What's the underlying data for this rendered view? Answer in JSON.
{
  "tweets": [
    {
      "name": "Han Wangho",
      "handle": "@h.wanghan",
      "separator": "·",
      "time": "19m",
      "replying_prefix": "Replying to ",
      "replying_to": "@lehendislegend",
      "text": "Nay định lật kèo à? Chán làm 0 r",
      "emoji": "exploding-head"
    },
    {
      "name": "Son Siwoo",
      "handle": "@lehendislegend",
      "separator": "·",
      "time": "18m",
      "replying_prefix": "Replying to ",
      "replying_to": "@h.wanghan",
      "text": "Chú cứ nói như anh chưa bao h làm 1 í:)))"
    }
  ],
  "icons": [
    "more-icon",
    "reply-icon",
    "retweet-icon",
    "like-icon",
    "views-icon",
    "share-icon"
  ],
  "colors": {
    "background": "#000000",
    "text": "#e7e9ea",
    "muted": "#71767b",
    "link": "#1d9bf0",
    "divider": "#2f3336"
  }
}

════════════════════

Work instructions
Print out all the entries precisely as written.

Exercise answer
What's the underlying data for this rendered view? Answer in JSON.
{
  "tweets": [
    {
      "name": "Han Wangho",
      "handle": "@h.wanghan",
      "separator": "·",
      "time": "19m",
      "replying_prefix": "Replying to ",
      "replying_to": "@lehendislegend",
      "text": "Nay định lật kèo à? Chán làm 0 r",
      "emoji": "exploding-head"
    },
    {
      "name": "Son Siwoo",
      "handle": "@lehendislegend",
      "separator": "·",
      "time": "18m",
      "replying_prefix": "Replying to ",
      "replying_to": "@h.wanghan",
      "text": "Chú cứ nói như anh chưa bao h làm 1 í:)))"
    }
  ],
  "icons": [
    "more-icon",
    "reply-icon",
    "retweet-icon",
    "like-icon",
    "views-icon",
    "share-icon"
  ],
  "colors": {
    "background": "#000000",
    "text": "#e7e9ea",
    "muted": "#71767b",
    "link": "#1d9bf0",
    "divider": "#2f3336"
  }
}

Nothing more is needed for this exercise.